** Work instructions **
Among the entries below, count the lines that contain the word "true". Write down only the total.

** Source material **
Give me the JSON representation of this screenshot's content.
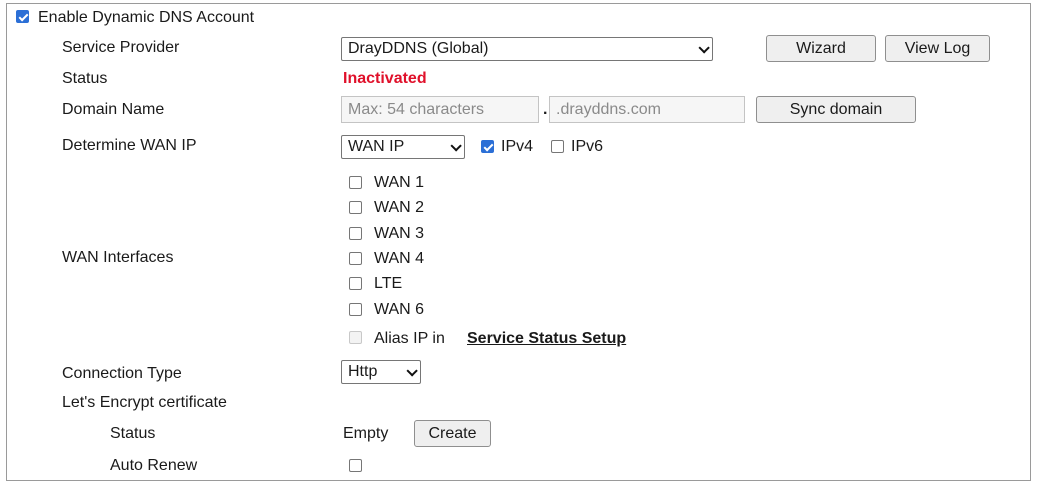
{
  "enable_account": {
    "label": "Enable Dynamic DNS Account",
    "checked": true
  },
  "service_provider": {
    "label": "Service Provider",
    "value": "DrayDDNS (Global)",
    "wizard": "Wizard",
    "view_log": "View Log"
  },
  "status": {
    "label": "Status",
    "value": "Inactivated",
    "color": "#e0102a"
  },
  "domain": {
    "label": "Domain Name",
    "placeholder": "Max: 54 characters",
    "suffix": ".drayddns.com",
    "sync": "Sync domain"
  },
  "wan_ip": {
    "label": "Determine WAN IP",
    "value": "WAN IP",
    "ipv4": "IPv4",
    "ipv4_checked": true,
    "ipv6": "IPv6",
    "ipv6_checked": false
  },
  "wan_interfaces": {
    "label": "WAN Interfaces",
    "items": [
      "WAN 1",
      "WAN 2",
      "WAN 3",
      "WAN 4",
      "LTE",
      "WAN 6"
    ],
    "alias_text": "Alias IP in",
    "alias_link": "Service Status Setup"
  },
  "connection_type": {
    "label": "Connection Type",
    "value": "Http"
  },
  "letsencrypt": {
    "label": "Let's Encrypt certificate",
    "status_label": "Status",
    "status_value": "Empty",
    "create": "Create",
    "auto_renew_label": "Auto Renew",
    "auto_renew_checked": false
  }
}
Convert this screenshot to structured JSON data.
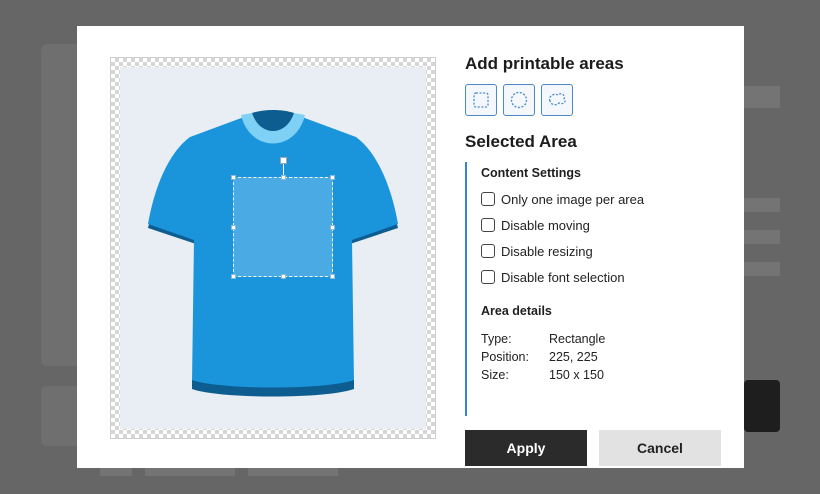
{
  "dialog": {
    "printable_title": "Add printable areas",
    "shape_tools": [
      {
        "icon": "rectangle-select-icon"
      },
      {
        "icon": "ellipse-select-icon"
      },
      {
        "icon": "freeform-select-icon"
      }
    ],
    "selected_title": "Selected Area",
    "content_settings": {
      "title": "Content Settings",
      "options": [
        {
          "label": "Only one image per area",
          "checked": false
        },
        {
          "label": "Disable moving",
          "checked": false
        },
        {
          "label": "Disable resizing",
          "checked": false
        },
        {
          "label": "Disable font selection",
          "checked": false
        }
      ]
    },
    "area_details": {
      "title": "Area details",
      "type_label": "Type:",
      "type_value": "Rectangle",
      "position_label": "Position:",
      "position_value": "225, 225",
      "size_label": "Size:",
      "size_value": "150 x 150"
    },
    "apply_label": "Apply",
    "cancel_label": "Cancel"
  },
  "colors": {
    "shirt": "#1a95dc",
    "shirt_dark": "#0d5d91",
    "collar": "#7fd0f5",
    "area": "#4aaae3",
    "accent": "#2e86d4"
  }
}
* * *
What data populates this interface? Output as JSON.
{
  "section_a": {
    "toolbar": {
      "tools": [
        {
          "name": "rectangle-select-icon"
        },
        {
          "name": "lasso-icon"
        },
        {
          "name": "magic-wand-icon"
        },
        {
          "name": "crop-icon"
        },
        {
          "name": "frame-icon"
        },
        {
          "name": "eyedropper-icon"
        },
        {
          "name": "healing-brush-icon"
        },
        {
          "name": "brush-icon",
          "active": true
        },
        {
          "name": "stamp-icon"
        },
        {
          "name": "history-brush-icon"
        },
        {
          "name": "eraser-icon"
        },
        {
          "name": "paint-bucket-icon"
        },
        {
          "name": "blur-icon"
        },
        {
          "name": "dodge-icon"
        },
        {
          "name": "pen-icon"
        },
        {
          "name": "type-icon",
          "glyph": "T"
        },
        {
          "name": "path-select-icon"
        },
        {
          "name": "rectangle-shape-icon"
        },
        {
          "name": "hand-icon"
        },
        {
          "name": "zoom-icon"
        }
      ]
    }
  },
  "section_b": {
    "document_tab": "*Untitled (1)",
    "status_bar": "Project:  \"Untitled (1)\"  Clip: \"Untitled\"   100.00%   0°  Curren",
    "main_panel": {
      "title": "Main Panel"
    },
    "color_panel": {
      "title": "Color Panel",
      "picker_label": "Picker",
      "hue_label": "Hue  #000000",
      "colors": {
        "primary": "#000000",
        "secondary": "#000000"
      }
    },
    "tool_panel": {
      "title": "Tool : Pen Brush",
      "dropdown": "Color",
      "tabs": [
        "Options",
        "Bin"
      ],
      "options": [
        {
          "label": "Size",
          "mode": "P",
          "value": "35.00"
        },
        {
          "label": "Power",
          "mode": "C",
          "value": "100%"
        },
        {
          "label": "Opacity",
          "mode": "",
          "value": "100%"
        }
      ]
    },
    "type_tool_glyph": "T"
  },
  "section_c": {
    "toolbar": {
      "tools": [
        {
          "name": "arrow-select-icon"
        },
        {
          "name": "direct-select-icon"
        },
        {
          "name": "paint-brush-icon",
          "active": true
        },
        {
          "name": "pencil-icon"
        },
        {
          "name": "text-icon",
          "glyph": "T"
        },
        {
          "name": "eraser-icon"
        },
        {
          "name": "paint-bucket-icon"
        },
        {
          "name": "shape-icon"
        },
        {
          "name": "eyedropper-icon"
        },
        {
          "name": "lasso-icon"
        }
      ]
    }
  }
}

** Finished exercise **
4